has been the subject of a
a prior blog.
This question is relevant to many people since such courses
are common.
Today I ask a question that may be of less relevance.
Univ of MD's requirements are such that I will be teaching a course on
Communication Complexity that nontheorists will be taking.
The
Complexity Theory course is
not a prereq.
I will be using the book
Communication Complexity by
Kushilevits and Nisan which will add 10 to their book sales this year
(maybe lessdepends on the used book marked).
What should be in such a course?
Here is what I am planning, though I am flexible and your
answers may influence me.

Overall themes: (1) Given a problem, what is its Comm. Comp.?
(2) Applications to other models of computation.

2party Comm Comp

Deterministic: Rectangles, foolings sets.
SAMPLE : EQ requires n+1 bits.
Not hard to prove, but interesting that, unlike complexity theory,
we can actually get real results here.
Will look at other functions as well like IP (Inner Product),
Not sure if I will do Rank lower bound. Powerful, but somewhat
mysterious.

Nondeterministic: covers, relation to deterministic.
SAMPLE: NE in N(log n), so in this setting P\ne NP.
Also, in this setting NP\cap coNP = P.
(P is polylog bits)

Randomized: private coin and public coin.
SAMPLE: Randomized provably more powerful than deterministic,
as EQ shows.

Relation to Circuits:
Lower bounds on monotone circuits for MATCHING and other problems.

Upper and lower bounds on streaming algorithms

Upper and lower bounds on the Cell Probe Model

Multiparty Comp Complexity

Multiparty Comp Complexity and Branching Programs and Ramsey Theory
Go over ChandraFurstLipton paper on this topic, but fill in all details
and background (I'll have my own notes on this.)
This is alot of material: Multiparty stuff, Ramsey Theory, Branching Programs.
Will also do lower bounds on BP's that use 2party (these results may
imply the results with multiparty, but need to look at it more carefully).
Will also do some other material on Branching Programs (might do Dave Barringtons
result that NC^1 is in BP_5, but that may take us too far afield).
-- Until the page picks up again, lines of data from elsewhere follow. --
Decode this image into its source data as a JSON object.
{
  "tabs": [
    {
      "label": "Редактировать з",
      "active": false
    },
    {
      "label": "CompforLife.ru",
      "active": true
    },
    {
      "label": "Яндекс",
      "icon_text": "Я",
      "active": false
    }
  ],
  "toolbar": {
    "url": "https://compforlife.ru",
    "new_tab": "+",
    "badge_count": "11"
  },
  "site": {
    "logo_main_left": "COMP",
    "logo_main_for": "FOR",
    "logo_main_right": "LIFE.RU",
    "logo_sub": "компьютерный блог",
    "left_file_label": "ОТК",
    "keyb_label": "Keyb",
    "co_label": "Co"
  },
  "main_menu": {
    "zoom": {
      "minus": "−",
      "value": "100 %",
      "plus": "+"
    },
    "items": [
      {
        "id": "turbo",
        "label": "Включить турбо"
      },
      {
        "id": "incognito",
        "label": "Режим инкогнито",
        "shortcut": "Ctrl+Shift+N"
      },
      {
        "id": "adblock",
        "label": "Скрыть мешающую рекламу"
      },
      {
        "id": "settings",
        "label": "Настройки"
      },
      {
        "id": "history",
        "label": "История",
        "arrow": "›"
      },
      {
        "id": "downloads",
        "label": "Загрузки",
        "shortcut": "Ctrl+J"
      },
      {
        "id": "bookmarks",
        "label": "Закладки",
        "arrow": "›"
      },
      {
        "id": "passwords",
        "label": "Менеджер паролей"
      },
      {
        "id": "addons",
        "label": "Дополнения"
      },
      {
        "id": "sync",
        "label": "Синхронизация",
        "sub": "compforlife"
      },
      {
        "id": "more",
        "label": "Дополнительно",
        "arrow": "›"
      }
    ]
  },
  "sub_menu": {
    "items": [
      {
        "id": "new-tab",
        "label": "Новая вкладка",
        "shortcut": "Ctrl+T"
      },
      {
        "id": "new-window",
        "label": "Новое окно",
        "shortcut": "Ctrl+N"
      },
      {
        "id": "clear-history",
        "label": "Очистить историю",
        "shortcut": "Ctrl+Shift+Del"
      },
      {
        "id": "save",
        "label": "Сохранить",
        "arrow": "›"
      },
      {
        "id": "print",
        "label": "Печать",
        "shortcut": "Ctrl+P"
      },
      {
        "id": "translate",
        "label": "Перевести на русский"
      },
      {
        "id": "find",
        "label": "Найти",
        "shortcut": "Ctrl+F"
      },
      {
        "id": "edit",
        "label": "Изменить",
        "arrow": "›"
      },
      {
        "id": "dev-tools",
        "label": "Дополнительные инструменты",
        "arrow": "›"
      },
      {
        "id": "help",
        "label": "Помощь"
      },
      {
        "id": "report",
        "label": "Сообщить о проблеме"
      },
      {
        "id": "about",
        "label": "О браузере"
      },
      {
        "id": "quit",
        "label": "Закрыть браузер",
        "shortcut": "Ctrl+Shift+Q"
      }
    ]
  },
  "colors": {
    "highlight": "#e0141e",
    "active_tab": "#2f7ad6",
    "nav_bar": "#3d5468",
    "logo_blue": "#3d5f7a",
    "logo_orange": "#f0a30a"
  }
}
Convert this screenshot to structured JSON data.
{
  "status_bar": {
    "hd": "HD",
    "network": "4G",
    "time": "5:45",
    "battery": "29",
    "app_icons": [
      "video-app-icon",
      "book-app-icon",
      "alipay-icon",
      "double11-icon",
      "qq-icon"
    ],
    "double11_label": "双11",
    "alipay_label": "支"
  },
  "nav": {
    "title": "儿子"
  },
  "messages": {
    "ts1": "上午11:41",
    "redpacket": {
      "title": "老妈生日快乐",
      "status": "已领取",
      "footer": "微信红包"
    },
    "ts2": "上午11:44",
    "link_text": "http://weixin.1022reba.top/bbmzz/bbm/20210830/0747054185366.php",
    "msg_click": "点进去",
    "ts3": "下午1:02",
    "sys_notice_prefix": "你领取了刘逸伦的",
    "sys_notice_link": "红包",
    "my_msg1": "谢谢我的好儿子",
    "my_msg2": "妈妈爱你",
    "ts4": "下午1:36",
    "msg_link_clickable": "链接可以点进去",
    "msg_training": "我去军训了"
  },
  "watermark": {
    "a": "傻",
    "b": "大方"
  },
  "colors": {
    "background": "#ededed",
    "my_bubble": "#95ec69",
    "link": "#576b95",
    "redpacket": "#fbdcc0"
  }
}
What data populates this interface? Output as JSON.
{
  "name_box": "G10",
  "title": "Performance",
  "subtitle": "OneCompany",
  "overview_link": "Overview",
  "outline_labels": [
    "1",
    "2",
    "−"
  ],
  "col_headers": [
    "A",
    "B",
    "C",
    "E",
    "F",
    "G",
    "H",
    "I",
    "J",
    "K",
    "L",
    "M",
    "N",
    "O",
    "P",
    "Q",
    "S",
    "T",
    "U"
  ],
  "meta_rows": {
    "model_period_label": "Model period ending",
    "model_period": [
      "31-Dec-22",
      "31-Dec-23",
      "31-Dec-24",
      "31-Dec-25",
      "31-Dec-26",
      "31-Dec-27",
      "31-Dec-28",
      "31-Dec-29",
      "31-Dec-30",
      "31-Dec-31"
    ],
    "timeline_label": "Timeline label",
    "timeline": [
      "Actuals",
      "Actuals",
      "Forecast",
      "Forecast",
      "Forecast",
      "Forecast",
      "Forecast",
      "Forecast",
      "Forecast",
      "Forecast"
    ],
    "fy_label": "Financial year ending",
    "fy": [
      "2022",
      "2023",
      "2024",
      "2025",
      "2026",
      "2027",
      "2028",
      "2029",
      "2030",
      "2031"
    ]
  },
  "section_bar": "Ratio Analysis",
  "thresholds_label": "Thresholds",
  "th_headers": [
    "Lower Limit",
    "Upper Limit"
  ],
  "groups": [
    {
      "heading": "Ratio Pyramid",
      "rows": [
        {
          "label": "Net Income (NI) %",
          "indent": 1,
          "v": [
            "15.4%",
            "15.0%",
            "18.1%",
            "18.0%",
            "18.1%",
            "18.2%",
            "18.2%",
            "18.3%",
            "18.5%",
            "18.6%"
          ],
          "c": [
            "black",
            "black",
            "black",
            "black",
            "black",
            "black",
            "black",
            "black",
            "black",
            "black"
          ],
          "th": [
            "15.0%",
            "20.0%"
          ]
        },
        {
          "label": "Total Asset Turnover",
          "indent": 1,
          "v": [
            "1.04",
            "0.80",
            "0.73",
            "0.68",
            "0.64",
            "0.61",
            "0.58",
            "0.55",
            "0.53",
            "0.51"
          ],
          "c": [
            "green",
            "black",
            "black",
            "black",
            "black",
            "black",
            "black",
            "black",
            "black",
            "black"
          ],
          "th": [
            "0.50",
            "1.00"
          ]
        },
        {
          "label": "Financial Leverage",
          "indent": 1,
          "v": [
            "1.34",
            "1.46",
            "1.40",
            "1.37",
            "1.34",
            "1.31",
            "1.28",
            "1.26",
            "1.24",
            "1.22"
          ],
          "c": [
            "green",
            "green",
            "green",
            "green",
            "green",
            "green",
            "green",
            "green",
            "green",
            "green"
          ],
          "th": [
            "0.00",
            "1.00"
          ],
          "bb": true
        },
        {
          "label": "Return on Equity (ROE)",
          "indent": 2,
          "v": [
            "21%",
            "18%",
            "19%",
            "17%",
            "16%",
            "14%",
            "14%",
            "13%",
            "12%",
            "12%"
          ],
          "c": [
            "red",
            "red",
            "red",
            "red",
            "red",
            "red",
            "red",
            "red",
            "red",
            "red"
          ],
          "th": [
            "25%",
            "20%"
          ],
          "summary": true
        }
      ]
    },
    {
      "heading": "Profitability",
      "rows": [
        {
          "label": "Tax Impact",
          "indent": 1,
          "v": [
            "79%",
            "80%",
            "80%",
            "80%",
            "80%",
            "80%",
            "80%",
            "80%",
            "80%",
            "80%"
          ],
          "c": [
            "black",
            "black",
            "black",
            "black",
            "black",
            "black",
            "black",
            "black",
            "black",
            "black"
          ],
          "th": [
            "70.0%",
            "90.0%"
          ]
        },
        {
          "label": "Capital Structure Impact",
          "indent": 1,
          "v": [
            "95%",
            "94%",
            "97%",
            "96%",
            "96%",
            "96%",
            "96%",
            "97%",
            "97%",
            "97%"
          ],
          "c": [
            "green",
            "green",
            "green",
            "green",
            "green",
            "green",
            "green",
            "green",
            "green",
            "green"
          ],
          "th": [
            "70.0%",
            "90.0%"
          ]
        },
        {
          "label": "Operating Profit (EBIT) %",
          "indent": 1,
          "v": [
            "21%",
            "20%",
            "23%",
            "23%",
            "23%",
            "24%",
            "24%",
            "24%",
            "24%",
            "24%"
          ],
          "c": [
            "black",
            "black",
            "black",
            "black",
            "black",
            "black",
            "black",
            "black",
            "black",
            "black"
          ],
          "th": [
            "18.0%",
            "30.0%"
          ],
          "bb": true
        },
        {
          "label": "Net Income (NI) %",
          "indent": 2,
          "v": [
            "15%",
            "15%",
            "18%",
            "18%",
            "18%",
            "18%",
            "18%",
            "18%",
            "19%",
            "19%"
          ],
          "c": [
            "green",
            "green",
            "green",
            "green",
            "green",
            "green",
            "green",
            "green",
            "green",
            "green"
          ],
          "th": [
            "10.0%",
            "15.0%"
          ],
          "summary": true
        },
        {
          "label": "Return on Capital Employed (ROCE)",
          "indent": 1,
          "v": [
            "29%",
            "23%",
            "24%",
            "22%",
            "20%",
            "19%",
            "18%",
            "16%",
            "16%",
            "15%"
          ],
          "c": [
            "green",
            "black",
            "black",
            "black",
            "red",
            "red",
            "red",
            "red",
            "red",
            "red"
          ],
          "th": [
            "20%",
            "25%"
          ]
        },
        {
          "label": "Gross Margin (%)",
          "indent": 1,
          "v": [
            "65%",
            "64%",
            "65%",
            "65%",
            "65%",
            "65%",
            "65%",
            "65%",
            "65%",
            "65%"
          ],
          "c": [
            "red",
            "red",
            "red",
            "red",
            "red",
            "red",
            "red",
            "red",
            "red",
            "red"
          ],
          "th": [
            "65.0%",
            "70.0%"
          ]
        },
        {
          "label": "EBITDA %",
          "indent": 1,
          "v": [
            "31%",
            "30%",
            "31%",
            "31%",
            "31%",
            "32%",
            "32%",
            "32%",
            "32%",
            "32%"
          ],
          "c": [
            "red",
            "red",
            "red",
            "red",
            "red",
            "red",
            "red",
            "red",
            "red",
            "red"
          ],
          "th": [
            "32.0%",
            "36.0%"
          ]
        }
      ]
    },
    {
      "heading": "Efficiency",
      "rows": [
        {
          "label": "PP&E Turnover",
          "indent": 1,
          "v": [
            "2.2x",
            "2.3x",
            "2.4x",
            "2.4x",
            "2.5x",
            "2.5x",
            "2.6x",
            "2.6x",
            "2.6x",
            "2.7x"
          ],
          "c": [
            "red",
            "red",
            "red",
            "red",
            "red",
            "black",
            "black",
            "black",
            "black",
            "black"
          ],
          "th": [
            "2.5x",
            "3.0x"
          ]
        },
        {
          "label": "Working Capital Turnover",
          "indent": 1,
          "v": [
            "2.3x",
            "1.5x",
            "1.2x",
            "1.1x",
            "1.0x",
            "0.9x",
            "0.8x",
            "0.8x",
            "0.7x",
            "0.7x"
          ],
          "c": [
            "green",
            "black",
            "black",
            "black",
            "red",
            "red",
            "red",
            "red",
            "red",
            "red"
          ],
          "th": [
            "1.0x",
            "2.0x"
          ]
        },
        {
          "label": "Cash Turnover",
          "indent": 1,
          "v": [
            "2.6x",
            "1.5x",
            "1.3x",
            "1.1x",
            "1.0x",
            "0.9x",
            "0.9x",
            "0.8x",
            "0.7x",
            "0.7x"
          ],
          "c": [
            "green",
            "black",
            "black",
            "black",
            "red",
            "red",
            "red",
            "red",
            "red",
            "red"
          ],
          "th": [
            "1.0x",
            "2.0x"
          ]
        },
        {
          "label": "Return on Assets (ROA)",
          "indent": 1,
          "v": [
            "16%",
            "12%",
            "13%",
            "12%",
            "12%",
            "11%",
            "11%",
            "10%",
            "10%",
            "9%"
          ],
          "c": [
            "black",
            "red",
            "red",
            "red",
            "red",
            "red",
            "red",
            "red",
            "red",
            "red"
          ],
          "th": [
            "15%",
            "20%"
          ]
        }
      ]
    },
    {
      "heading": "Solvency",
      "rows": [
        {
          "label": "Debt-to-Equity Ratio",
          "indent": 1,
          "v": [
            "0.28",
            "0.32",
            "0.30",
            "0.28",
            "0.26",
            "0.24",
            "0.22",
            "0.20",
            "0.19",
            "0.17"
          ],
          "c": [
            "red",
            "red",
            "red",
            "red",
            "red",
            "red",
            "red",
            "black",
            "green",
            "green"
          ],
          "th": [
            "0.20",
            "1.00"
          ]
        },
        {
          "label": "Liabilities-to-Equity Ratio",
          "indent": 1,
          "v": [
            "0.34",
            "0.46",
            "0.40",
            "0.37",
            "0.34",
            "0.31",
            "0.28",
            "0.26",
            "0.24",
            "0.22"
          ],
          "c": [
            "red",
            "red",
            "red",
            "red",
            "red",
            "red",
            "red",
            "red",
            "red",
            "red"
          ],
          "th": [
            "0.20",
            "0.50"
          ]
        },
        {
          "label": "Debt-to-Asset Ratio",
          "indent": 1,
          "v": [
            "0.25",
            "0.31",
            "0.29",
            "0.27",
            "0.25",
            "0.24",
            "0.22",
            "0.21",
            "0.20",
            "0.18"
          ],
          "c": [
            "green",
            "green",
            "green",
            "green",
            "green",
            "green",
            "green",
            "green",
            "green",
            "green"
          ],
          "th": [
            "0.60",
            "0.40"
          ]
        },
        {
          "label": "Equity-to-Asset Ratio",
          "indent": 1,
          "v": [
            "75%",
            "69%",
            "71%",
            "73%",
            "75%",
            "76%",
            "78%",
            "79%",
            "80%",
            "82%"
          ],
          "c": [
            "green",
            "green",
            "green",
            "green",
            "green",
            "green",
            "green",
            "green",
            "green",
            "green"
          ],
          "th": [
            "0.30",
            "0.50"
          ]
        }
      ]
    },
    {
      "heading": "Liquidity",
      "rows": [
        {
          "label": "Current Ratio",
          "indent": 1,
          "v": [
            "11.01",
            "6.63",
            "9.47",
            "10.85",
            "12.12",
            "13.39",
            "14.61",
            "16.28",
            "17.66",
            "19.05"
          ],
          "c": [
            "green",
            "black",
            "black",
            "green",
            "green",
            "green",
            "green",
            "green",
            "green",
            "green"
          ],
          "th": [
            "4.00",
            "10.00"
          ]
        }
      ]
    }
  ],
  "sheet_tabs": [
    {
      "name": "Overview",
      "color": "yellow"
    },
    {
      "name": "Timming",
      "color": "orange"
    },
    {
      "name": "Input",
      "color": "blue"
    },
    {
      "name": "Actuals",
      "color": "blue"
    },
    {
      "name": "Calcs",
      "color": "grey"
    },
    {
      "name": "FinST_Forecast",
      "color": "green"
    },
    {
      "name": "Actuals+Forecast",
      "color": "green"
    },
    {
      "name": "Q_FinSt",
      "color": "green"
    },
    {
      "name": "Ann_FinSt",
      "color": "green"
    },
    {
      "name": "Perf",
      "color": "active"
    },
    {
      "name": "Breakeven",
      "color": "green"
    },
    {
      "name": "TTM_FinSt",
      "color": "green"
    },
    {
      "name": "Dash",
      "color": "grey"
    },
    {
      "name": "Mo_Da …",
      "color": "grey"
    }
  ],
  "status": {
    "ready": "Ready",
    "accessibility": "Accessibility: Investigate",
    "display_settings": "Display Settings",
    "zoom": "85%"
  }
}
Other applications of Multiparty comp. Complexity

Posted By GASARCH to
Computational Complexity at 8/26/2008 01:03:00 PM